Dataset rows describing interfaces ->

--- --- ---

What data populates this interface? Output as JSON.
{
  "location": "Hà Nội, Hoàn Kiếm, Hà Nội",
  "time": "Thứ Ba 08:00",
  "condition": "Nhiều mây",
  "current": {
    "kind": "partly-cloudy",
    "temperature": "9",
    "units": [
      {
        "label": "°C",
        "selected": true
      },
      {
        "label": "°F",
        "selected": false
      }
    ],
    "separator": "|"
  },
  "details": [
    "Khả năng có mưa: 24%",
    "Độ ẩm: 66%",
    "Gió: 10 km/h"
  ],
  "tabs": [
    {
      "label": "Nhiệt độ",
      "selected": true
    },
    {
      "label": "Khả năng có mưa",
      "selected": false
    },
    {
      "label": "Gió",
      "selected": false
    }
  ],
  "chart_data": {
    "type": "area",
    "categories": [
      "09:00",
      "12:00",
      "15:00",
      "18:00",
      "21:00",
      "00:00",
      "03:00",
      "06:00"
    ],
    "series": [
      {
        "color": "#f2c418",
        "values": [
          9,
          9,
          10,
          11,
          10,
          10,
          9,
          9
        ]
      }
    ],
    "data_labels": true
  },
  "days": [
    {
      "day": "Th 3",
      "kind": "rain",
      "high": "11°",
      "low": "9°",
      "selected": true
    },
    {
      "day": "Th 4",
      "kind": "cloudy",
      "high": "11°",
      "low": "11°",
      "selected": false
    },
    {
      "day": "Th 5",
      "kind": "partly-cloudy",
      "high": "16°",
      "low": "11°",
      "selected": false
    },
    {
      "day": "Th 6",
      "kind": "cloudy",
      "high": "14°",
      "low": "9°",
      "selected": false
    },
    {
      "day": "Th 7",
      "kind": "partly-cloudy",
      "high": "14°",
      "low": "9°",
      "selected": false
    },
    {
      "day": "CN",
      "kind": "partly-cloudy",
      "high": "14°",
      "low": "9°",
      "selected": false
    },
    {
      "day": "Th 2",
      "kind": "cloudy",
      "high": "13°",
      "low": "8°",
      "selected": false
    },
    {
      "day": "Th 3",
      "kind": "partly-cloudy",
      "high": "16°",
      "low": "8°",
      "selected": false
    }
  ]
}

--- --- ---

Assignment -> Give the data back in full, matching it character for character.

Task answer ->
What data populates this interface? Output as JSON.
{
  "location": "Hà Nội, Hoàn Kiếm, Hà Nội",
  "time": "Thứ Ba 08:00",
  "condition": "Nhiều mây",
  "current": {
    "kind": "partly-cloudy",
    "temperature": "9",
    "units": [
      {
        "label": "°C",
        "selected": true
      },
      {
        "label": "°F",
        "selected": false
      }
    ],
    "separator": "|"
  },
  "details": [
    "Khả năng có mưa: 24%",
    "Độ ẩm: 66%",
    "Gió: 10 km/h"
  ],
  "tabs": [
    {
      "label": "Nhiệt độ",
      "selected": true
    },
    {
      "label": "Khả năng có mưa",
      "selected": false
    },
    {
      "label": "Gió",
      "selected": false
    }
  ],
  "chart_data": {
    "type": "area",
    "categories": [
      "09:00",
      "12:00",
      "15:00",
      "18:00",
      "21:00",
      "00:00",
      "03:00",
      "06:00"
    ],
    "series": [
      {
        "color": "#f2c418",
        "values": [
          9,
          9,
          10,
          11,
          10,
          10,
          9,
          9
        ]
      }
    ],
    "data_labels": true
  },
  "days": [
    {
      "day": "Th 3",
      "kind": "rain",
      "high": "11°",
      "low": "9°",
      "selected": true
    },
    {
      "day": "Th 4",
      "kind": "cloudy",
      "high": "11°",
      "low": "11°",
      "selected": false
    },
    {
      "day": "Th 5",
      "kind": "partly-cloudy",
      "high": "16°",
      "low": "11°",
      "selected": false
    },
    {
      "day": "Th 6",
      "kind": "cloudy",
      "high": "14°",
      "low": "9°",
      "selected": false
    },
    {
      "day": "Th 7",
      "kind": "partly-cloudy",
      "high": "14°",
      "low": "9°",
      "selected": false
    },
    {
      "day": "CN",
      "kind": "partly-cloudy",
      "high": "14°",
      "low": "9°",
      "selected": false
    },
    {
      "day": "Th 2",
      "kind": "cloudy",
      "high": "13°",
      "low": "8°",
      "selected": false
    },
    {
      "day": "Th 3",
      "kind": "partly-cloudy",
      "high": "16°",
      "low": "8°",
      "selected": false
    }
  ]
}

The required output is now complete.